Walking past the main lobby information desk and through a series of glass doors on the way to an important meeting, it would be easy to miss a small gallery of prints in the hustle and bustle of Boston City Hall. These prints hang small and large on the brick walls and cement columns of the open gallery, exhibiting exclusively female artists and their portrayals of women’s issues.
In honor of Women’s History month, Boston City Hall is featuring the work of four female members of the Boston Printmakers Association in its Scollay Square Gallery. The name of the exhibit—“March Four Women”—references both March being Women’s History Month and the four female artists showcased in the gallery.
The opening reception at City Hall on March 2 was part of the Boston Printmakers 70th Anniversary Symposium. City Hall was one of 15 venues throughout Boston and Cambridge, Mass. to hold special events, exhibitions, and receptions on printmaking for the celebration. The prints will remain in the gallery for public view through March 31.
The artists’ prints vary in their styles and subject matter, with some being more overtly related to women’s issues than others, but they all share in their figurative nature.

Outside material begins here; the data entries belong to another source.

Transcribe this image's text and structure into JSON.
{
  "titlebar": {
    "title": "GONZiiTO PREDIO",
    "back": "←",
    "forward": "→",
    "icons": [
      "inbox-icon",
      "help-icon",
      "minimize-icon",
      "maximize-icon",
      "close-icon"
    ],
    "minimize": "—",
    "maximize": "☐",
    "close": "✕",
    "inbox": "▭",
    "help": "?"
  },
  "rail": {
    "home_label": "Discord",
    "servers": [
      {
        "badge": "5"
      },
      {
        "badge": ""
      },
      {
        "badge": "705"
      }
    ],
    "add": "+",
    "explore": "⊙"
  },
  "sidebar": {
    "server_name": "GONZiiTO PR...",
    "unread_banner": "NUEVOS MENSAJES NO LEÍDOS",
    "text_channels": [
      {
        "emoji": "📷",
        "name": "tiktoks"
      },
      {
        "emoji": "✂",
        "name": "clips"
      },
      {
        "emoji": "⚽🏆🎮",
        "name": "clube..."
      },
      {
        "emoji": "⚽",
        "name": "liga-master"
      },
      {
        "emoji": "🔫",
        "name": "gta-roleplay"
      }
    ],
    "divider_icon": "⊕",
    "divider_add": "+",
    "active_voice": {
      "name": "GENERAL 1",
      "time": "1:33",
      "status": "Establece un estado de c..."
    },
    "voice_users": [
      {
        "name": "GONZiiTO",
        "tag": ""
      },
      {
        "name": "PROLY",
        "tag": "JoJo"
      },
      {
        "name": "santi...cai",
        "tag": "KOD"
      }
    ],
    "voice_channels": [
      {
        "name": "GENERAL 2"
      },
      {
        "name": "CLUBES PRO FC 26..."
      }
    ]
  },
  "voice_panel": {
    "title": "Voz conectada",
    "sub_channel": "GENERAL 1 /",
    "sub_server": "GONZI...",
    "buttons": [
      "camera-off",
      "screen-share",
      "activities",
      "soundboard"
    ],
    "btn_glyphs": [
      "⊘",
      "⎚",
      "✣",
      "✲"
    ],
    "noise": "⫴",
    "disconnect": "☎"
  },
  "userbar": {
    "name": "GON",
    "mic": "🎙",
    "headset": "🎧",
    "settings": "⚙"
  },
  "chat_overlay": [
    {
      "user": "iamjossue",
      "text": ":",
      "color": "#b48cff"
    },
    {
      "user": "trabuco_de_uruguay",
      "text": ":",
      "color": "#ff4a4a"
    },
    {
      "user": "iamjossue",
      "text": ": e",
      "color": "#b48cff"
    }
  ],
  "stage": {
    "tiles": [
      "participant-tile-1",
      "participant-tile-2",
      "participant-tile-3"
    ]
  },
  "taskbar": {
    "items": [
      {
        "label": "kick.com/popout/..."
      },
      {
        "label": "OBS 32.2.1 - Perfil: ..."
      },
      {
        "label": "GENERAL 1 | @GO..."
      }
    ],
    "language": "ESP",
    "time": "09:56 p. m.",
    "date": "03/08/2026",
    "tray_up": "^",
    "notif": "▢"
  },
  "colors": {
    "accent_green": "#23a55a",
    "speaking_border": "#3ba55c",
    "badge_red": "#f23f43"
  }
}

According to Rhoda Rosenberg, a member of the Boston Printmakers Association board of directors, this shared characteristic was purely incidental.
After deciding which artists to showcase, Rosenberg and fellow board of directors member Susan Schmidt noticed that all four women reference the human figure in some manner in their work. They did not, however, intentionally exclude abstract or minimalist styles from the exhibition.
“All these prints [that] deal with the human body, are figurative, so to speak,” Rosenberg said.
The four female artists—Clara Lieu, Emily Lombardo, Carolyn Muskat, and Debra Olin—are members of the Boston Printmakers living in the Boston area, but “March Four Women” is the first time they have exhibited their work together. The artists work in etching, lithography, relief printmaking, and mono printing.
“All four of these women are working artists—they all have jobs, they teach, they have families, they have children, some of them,” Rosenberg said. “I think all prints have to do with issues that we’re about as human beings, whether a woman or a man, but some are more specific than others.”
Clara Lieu’s work is not specifically related to women’s issues, but her prints have a deeply personal element that connects them to the theme of Women’s History Month.
“They’re very personal and they’re very deep prints that have a lot of psychology about herself,” said Rosenberg.
In terms of scale, Emily Lombardo’s prints are the smallest of the four artists’ work. She was inspired by Spanish artist Francisco Goya’s series of 80 etchings called “Los Caprichos” that were created in the 1790s. Lombardo turned each one the etchings into a print related to women.
“If you look at the prints you’ll see they’re the same compositions and they’re the same statements, but she’s turned all the characters into women and made them about women’s issues,” Rosenberg said.
She emphasized how Lombardo’s prints, like Lieu’s, are connected to personal psychology, but do connect to commentary as well.
“Emily Lombardo’s prints deal with social issues, and they’re very political,” Rosenberg said.
Each of Lombardo’s pieces is accompanied by a sentence or phrase that calls attention to the social issue portrayed. For example, a print of a woman laying abandoned on a bench is captioned “Because she was susceptible.”
There was no question of whether Carolyn Muskat would be showcased in the exhibit, as Rosenberg called her the “strongest lithographer” known to the Boston Printmakers at the moment. Her work is less explicitly related to women’s issues, focusing on space, water, and light instead.
“She is just a beautiful, strong mono printer,” Rosenberg said.
Muskat’s prints feature heavily images of nature, such as tree roots and images of water. The “March Four Women” exhibit is the first time this series of Muskat’s work has been showcased in a gallery.
Olin’s prints are the largest of the four women’s work, taking up nearly an entire wall of the gallery. She created four relief wood carvings that depict the internal structure of the female body surrounded by natural elements.
“She deals with internal components of the body and maybe how they relate to the outside,” Rosenberg said. “I would say Debra’s are more figurative and they’re more bodily.”
Although Olin and Lombardo may seem to more explicitly address topics specific to women compared to Lieu and Muskat, the fact that all four are working woman printmakers unites them.
“We’re women,” Rosenberg said. “We make work, we have jobs, we struggle, we just keep making prints. We’re working printmakers.”
Featured Image by Chloe McAllaster / Heights Editor